Vietnam’s struggle for independence began in the mid-19th century when French colonizers attempted to control the country. After a series of military defeats, the French were eventually forced to grant Vietnam independence in 1954 with the Geneva Accords. This agreement created two separate countries, North Vietnam and South Vietnam, and divided them at the 17th parallel. The agreement also called for national elections to unify the two countries, but these elections never took place due to interference from both sides. The conflict between North and South Vietnam escalated into what is now known as the Vietnam War. This war lasted from 1959 until 1975 when North Vietnamese forces defeated South Vietnamese forces and unified the country under communist rule. Since then, Vietnam has been unified as a single nation and enjoys relative political stability, though there are still occasional protests calling for greater democracy or human rights protection.
Political Systems in Vietnam
According to thesciencetutor, Vietnam is a single-party socialist republic. The country is governed by the Communist Party of Vietnam, which is the only legal political party in the nation. This party has been in control since the end of the Vietnam War in 1975 and it has maintained its power through a series of constitutional amendments. The government is structured according to a centralized system, with all decision making concentrated at the top. The National Assembly is responsible for enacting laws, while executive power rests with the President and Prime Minister. The judiciary is also heavily influenced by the Communist Party, with its laws being largely determined by party officials rather than independent judges. Additionally, there are provincial governments which have limited autonomy from central authority.
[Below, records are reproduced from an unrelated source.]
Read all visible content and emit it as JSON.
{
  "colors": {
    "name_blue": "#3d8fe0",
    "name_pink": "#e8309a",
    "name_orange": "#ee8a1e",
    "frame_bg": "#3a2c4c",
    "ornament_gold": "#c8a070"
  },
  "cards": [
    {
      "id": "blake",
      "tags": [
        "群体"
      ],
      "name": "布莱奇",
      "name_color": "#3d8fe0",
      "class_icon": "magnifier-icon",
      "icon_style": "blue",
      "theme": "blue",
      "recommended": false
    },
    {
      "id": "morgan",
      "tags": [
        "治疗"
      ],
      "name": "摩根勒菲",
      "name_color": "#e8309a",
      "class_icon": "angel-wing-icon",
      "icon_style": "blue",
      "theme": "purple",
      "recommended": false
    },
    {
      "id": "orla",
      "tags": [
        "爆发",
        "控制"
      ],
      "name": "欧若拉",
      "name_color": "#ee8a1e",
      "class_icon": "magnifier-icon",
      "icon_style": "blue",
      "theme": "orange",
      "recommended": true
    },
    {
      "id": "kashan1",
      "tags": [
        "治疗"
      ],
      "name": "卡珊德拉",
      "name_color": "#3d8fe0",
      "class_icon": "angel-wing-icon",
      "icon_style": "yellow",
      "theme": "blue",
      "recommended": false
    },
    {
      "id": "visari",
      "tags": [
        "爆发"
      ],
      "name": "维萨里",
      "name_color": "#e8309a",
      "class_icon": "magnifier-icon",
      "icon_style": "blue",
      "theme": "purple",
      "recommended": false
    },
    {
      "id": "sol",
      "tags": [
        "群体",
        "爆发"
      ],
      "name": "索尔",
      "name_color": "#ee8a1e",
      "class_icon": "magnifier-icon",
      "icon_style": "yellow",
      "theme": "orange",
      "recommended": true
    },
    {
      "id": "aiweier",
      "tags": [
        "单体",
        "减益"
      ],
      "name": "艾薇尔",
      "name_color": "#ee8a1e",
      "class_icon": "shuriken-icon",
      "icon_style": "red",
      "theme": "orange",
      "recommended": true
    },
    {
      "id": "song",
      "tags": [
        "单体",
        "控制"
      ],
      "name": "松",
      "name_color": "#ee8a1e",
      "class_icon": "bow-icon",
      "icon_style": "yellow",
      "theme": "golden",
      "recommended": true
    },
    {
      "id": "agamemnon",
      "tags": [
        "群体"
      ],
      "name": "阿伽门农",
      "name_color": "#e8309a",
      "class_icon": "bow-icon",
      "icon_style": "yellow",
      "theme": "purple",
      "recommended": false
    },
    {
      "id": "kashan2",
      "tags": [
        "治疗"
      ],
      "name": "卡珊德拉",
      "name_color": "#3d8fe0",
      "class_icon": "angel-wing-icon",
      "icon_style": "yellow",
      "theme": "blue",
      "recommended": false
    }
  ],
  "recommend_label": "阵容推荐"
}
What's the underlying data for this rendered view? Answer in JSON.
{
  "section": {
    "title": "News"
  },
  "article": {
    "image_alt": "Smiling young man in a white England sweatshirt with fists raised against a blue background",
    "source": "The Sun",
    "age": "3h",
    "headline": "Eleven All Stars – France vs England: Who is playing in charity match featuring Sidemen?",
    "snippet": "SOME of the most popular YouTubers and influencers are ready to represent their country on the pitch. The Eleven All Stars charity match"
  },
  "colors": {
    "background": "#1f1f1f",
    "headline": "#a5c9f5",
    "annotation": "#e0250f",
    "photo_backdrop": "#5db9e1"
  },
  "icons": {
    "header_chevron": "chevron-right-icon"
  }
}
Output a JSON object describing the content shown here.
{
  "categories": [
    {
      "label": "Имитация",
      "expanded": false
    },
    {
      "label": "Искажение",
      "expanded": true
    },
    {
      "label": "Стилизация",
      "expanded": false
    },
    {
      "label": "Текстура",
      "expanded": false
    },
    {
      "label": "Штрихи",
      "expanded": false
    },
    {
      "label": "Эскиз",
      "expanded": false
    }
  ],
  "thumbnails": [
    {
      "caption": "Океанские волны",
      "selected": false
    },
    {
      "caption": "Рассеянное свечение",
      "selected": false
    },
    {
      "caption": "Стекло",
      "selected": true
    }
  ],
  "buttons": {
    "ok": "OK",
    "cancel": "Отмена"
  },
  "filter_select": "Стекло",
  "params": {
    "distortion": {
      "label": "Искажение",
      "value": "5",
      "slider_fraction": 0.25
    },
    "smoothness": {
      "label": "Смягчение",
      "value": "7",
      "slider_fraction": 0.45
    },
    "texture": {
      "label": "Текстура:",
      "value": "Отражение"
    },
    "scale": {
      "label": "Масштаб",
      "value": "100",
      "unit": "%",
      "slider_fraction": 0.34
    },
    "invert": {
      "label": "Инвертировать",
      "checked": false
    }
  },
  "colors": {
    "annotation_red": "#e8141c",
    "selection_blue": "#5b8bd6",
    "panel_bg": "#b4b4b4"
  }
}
The Communist Party of Vietnam holds significant sway over all aspects of political life in Vietnam. They have used their influence to ensure their own power remains unchallenged and to ensure that their policies are implemented throughout the country. Civil liberties such as freedom of speech and assembly are heavily restricted and dissenters face severe punishment from both legal authorities and informal groups affiliated with the party. Despite this, there have been some recent reforms including increased access to media outlets and greater religious freedom for some minority faiths such as Buddhism and Catholicism.
Judiciary System in Vietnam
According to topb2bwebsites, the judiciary system in Vietnam is composed of two main branches of government, the Supreme People’s Court and the Supreme People’s Procuracy. The Supreme People’s Court is the highest court in Vietnam and has jurisdiction over all civil, criminal, administrative and constitutional disputes. The Supreme People’s Procuracy is responsible for prosecuting criminal cases and for providing legal advice to state agencies. The judicial system also includes local courts, which are organized into provincial-level courts at the provincial level, district-level courts at the district level, and commune-level courts at the commune level.
The Supreme People’s Court is responsible for ensuring that laws are properly enforced throughout Vietnam. It reviews appeals from lower court decisions, resolves disputes between state organs and citizens or organizations, provides legal advice to state organs on matters related to their activities, and issues interpretations of legal provisions when necessary. Judges who serve in this court are appointed by the National Assembly upon recommendation by the President of Vietnam.
The Supreme People’s Procuracy is responsible for prosecuting criminal cases as well as providing legal advice to government agencies. Within this branch of government there are four levels: central procuracy offices located in Hanoi; provincial procuracy offices located in each province; district procuracy offices located in each district; and commune procuracy offices located in each commune or township. Prosecutors working within this branch must be appointed by the National Assembly upon recommendation by the President of Vietnam.
Vietnam also has a specialized court system which deals with issues related to labor law, family law, economic crimes such as bribery or counterfeiting currency, intellectual property rights violations such as copyright infringement or trademark violations, environmental crimes such as illegal logging or pollution violations, military crimes committed by members of the armed forces or police officers on duty, cybercrimes such as hacking or online frauds as well as other special cases assigned by higher authorities. These specialized courts are organized into three levels of courts: municipal-level specialized courts at the municipal level; provincial-level specialized courts at the provincial level; and district-level specialized courts at the district level. Judges serving in these specialized courts are appointed by higher authorities upon recommendation from local people’s councils with approval from higher state organs depending on their rank within these councils
Social Conditions in Vietnam
Vietnam is a developing nation with an economy that is rapidly growing. Despite this, there are still many social issues that need to be addressed. Poverty is an issue that affects many in the country, with around 10 million people living below the poverty line. Education levels are also comparatively low, with only around 80% of the population having a basic education. Health care services are also quite limited, especially in rural areas where access to basic medical care is minimal. In addition to this, gender inequality remains a problem in Vietnam and women face discrimination in terms of employment opportunities and wages. Women are also often excluded from decision-making processes and political participation. In terms of social mobility, it can be difficult for those from lower class backgrounds to move up the ladder due to economic constraints and limited access to resources such as education and healthcare. Finally, corruption remains a major issue in Vietnam and has been linked to poor governance and lack of transparency within public institutions.